At the forefront of Place de Catalunya waving banners is a group of people from Vic. They have been organised by Manel, a small store owner via email and rented a bus that journeyed from the Catalan heartland. They have a list of grievances plastered on the window of their purple bus. Among them is anger at the government in Madrid for not going through with the many projects promised to Catalonia. There is the high-speed train that was abandoned. Money was collected from the EU for Barcelona to set up the Corredor Mediterraneo, which would connect Algeciras, Valencia and Barcelona. It has been abandoned altogether. Instead, money from the EU will connect Algeciras to Madrid and onwards to the rest of Europe.
Not far from the purple bus is a Catalan policeman eating a banana. He has a gun but is certain there is no need for it. This is a peaceful protest, he says. Anyway, the small number of officers cannot hope to control the situation. He points to the chopper in the sky. “We need them.”
y sunset, the crowd is smaller. Outside Marina Rinaldia a group of people have gathered around a bleacher erected for the news telecasters. A reporter from Chanel 1 Spain news goes about her job when her camera becomes the hub of the protests. People gather around it and chant that they want freedom. They sing the Catalan anthem. They wave independence flags and say Spanish news lies.
As the evening progresses, young men and women, students from school and universities wave the flag as garbage cleaners make their way to clear the streets of posters and beer cans. Later in the evening, the locus of the protest is a band. People dance in trance as the smell of marijuana rises.
Being European has always played an important role in the Catalan identity and the fear of a break from the bloc terrifies some.
In a road leading away from the protest, a book café
struggles with the influx of customers. Away from the camera interchanges become

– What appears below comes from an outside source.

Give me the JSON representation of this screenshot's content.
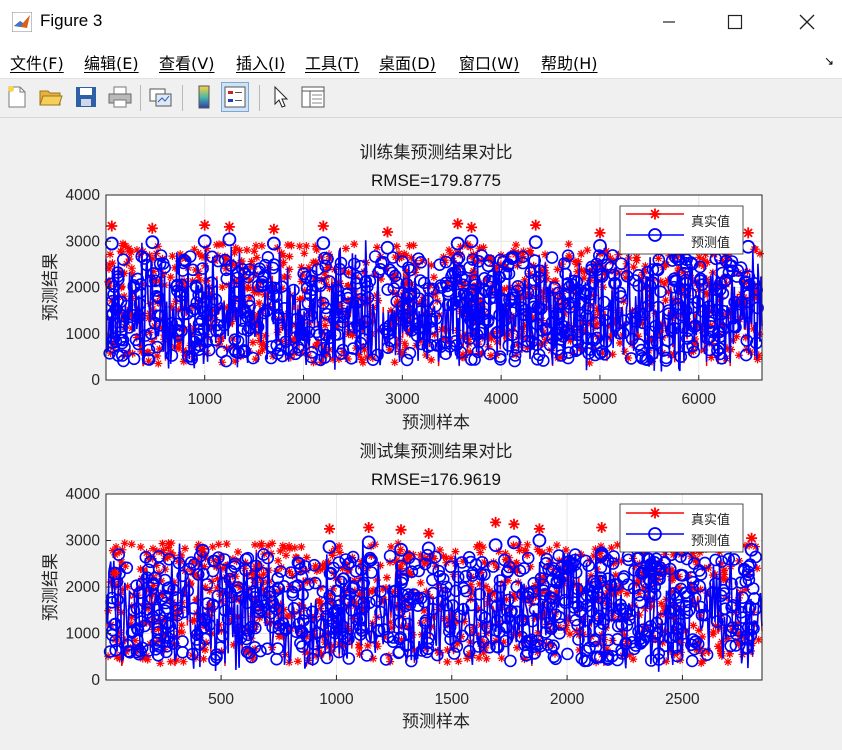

intense. In the last protest on October 17, groups of people had threatened
stores, including Apple and McDonalds to shut shop or else. They shuttered
their doors even if they didn’t believe in the cause but it was becoming
difficult to feel Spanish in this corner of the country.
In a June poll conducted by the Centre d’Estudis d’Opnio, 41.1per cent of those questioned claimed they wanted independence and 49.4 per cent said they did not. But there were diehard Spaniards in Catalonia and they took to the centre of Barcelona in a huge rally supporting the state of Spain and waved the Spanish flag that in the Franco decades carried the stigma of a misplaced nationalism. People were worried whether Catalonia would be accepted as a member state in the EU. Already, there’s been a business exodus that could hurt Catalonia’s reputation as a hub for manufacturing, publishing and technology. European leaders have made it abundantly clear that they will require independent Catalonia to contend for membership which will be contingent on the support and consent of all members—including Spain.
Being European has always played an important role in the Catalan identity and the fear of a break from the bloc terrifies some. Catalonia and its success attracted many from other regions in the Franco years and the migrants struggled to identify with Catalan identity. A talkative taxi driver listed a roster of grievances with secession. “Do they even have a roadmap or a coherent plan of what would follow after? No,” he said. So for better or for worse along with independence flags on brownstone buildings, on Gothic façades and in stores, the Spanish flag flutters while Catalan society lives divided.
This story is from the November 2017 issue